In early 2014, social media snickered collectively at Gwyneth Paltrow for labelling her divorce with Chris Martin as conscious uncoupling. This looked like celebrity elitism at its most absurd to many audiences, and it faced the ridicule it probably deserved. But, is there anything more to conscious uncoupling?
According to psychologists, terms such as conscious uncoupling are actually normal words people use to soften the blow of the process. Divorce attorneys and firms such as thehuntsmanfirm.com , know the difficulty that people go through during a separation, and have seen couples use coping methods before.
This in no way legitimizes conscious uncoupling as a coping mechanism, but it also didn’t spring from a well of elitism that most people imagined. Most people agree that couples need something to help them cope with the gravity of the process, and calling it something else to deflect from the finality of the separation is one of them.

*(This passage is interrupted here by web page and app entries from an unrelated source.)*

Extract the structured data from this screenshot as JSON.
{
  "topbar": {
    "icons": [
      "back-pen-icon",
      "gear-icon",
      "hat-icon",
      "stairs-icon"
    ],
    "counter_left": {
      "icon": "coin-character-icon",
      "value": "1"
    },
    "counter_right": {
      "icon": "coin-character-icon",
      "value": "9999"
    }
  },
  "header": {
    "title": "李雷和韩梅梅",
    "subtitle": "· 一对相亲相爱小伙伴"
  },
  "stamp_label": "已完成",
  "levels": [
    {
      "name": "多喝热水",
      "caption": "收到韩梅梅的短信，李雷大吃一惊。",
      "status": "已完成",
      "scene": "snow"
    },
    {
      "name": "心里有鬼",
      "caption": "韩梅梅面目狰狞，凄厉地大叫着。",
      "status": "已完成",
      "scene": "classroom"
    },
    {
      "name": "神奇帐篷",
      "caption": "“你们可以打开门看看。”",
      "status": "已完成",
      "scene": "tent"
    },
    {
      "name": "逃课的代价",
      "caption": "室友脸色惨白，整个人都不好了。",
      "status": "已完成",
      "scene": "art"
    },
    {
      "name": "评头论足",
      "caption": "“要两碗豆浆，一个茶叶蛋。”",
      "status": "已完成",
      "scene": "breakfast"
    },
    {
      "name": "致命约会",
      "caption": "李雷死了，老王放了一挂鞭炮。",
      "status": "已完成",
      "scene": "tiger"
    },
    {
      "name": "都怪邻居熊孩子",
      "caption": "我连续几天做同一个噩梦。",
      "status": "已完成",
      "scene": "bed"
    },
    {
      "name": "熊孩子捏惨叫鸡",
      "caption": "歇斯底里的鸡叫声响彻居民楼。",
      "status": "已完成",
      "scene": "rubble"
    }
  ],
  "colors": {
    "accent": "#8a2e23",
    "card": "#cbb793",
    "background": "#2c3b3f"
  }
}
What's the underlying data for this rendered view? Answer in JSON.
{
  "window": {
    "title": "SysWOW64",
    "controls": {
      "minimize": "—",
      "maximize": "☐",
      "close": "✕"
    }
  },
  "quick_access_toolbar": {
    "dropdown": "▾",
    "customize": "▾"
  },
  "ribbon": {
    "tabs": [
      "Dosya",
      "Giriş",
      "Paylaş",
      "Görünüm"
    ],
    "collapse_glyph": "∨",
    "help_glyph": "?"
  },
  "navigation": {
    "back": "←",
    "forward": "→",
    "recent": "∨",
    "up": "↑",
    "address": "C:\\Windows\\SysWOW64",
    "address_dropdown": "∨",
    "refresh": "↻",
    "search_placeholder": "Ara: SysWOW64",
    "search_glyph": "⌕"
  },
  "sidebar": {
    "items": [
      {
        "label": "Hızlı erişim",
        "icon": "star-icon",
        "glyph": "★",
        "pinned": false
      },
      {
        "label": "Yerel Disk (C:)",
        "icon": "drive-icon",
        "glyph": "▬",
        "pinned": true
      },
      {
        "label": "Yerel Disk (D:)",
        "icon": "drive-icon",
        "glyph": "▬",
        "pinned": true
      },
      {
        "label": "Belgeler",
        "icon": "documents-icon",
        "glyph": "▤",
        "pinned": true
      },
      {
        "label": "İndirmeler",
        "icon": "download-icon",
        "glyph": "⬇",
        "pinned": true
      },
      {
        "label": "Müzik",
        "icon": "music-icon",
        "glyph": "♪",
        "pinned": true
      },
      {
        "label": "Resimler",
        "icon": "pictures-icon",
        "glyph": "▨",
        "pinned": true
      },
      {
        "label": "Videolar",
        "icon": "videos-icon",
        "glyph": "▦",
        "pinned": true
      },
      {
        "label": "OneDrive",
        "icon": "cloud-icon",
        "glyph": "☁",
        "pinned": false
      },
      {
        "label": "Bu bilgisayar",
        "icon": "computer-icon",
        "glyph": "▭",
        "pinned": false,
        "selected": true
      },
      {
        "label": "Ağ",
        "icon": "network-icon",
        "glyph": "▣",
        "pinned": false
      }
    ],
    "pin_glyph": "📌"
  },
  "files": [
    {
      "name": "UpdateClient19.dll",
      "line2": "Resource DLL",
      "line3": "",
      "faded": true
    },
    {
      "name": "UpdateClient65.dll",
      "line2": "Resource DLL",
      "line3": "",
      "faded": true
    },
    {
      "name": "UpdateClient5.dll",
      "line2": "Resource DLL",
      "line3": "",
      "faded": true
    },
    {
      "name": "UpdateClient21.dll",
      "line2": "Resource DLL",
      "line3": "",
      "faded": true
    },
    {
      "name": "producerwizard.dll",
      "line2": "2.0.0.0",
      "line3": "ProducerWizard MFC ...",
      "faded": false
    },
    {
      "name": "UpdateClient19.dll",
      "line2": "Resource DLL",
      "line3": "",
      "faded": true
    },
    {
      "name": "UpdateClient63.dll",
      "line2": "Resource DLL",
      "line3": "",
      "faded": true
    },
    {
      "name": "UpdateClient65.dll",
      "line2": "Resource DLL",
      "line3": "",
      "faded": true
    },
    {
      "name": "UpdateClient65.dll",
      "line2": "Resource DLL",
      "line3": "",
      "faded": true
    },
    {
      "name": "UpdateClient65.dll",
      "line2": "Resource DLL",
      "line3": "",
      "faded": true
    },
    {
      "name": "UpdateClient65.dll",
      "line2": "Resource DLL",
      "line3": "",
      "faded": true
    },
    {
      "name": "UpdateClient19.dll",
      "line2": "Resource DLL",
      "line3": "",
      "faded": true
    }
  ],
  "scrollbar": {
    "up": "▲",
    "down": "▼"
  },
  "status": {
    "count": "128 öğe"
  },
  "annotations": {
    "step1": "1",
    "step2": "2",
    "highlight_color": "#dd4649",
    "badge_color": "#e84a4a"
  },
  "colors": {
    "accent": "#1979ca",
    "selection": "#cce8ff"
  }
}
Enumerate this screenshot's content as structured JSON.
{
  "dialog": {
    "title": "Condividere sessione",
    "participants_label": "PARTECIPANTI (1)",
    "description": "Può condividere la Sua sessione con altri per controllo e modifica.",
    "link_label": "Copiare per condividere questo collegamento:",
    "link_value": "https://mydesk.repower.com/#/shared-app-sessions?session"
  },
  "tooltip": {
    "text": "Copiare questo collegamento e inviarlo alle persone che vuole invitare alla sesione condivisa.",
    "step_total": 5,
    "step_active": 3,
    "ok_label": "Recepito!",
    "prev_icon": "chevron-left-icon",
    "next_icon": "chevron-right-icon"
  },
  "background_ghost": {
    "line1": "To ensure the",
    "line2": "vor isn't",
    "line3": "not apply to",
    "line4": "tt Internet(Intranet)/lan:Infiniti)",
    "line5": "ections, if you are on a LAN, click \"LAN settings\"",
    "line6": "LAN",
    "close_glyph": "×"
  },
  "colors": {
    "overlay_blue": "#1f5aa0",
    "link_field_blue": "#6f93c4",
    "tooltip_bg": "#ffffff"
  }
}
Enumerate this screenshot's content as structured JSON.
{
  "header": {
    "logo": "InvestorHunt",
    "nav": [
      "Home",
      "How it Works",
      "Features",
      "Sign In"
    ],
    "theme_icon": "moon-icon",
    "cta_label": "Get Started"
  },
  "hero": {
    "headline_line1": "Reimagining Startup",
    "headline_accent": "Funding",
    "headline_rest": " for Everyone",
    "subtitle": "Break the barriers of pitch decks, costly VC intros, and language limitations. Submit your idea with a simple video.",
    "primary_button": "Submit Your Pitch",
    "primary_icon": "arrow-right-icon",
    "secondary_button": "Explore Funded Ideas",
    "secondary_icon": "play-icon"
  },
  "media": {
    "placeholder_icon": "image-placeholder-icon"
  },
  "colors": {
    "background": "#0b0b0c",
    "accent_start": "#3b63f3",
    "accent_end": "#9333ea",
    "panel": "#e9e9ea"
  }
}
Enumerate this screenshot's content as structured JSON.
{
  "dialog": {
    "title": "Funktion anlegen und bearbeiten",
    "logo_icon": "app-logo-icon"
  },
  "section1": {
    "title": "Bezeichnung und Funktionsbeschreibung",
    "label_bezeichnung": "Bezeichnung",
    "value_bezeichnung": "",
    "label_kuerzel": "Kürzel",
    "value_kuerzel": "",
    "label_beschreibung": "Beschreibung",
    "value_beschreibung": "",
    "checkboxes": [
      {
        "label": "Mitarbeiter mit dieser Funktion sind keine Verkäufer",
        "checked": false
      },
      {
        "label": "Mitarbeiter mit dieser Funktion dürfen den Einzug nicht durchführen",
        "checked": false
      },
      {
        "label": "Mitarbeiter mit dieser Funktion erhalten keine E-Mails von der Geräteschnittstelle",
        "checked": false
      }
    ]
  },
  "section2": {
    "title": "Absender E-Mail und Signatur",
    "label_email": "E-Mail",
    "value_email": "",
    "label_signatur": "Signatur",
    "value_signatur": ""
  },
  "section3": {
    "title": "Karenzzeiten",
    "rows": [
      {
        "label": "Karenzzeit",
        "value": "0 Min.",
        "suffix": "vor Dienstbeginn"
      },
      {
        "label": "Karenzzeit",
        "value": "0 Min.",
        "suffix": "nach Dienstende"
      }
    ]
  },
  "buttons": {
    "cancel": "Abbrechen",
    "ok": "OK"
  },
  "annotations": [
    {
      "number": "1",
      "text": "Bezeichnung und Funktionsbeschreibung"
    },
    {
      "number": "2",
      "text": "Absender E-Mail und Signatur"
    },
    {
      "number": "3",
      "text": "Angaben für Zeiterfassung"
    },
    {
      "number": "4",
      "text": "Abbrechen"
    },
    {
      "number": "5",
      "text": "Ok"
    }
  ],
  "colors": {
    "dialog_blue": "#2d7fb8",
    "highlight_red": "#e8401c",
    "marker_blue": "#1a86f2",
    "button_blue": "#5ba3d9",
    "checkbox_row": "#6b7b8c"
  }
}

Divorce is a taxing experience on several fronts, but not many people have the opportunity to confront the emotional and social baggage that comes along with it until they’re facing it head-on. Legal tools such as mediation are in place to make such a confrontation easier to bear, but as not everyone wants to negotiate, they find other means.
Conscious uncoupling is actually a favorable term especially in no fault divorce situations, as it allows the couple to deflect the blame away from each other, while reasserting their wish to separate. The children are spared the trauma of watching their parents fight, and allows them to acknowledge the reality of their family’s situation.
New terms are often necessary at least in the socio-political sense in order to allow people to use viable legal tools and live without the stigma of existing words. Words such as divorce, socialism, and pop music are all legitimate classifications within their fields, but have gotten bogged down by baggage over the years.
The need for new words is sometimes necessary to put the positive consequences of such actions into effect.